German/Swiss electronic musician Dieter Moebius has passed away at the age of 71. The Krautrock experimentalist had a prolific career, releasing a total of 17 albums credited to his name in one way or another. Moebius is best known for his work with Harmonia and Cluster, his collaboration with Jim's old friend Brian Eno. The musician's passing was confirmed by bandmates Michael Rother (of Harmonia and Neu!) and Hans-Joachim Roedelius (of both Harmonia and Cluster) on their personal Facebook pages. Eno once called Harmonia“the world's most important rock band,”and Jim agrees that the band has influenced the work of many modern rock artists. Jim plays "Dino" by Harmonia to honor the great electronic pioneer's legacy.

Go to episode 504

Music News
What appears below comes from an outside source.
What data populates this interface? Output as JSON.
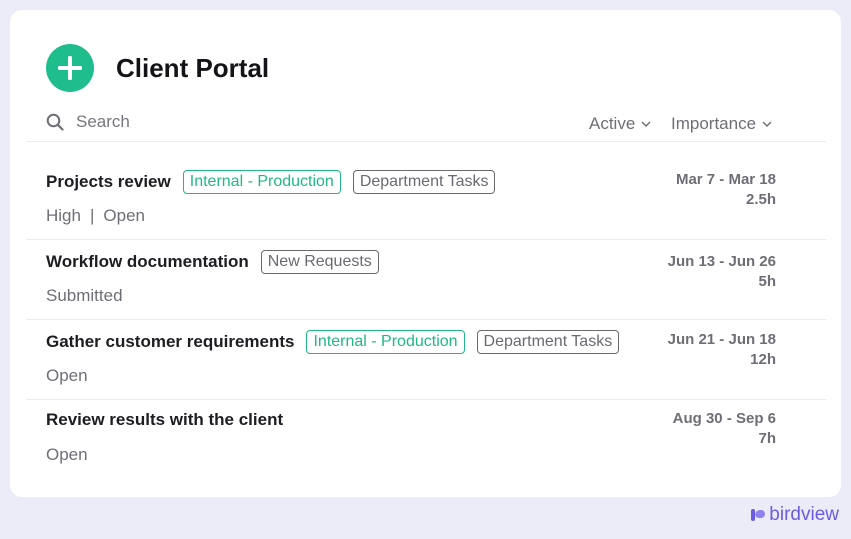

Jim and Greg have done many news stories about changing modes of distribution, production and sales in the music industry. But Jill Sobule recently presented a unique idea that caught their eye. They talk to the "I Kissed a Girl" singer about why she decided to ask fans to finance her new record. Depending at what level a fan gives they're entitled to gifts ranging from a free digital download of the album ($10) to a Sobule-recorded instrumental theme song ($500). So far Sobule has raised over $80K. Now listeners just have to wait and hear the result. And, Sobule says she's open to album title names.

Obituaries are sad to be sure, but as Jim explains, they are also an opportunity to honor important artists. Last week German art rock pioneer Klaus Dinger died at the age of 61. Dinger is one of Jim's heroes, so while he was crushed to hear the news of his death, he was also happy he could showcase the musician's work at the top of the show. Dinger was a member of both Kraftwerk and Neu!, two of the most influential Krautrock bands of all time. In fact, without both groups electronica as we know it wouldn‘t exist today. Check out Jim’s blog post about Dinger and listen to his classic Neu! track "Hallogallo."

Go to episode 124

Music News

Go to episode 615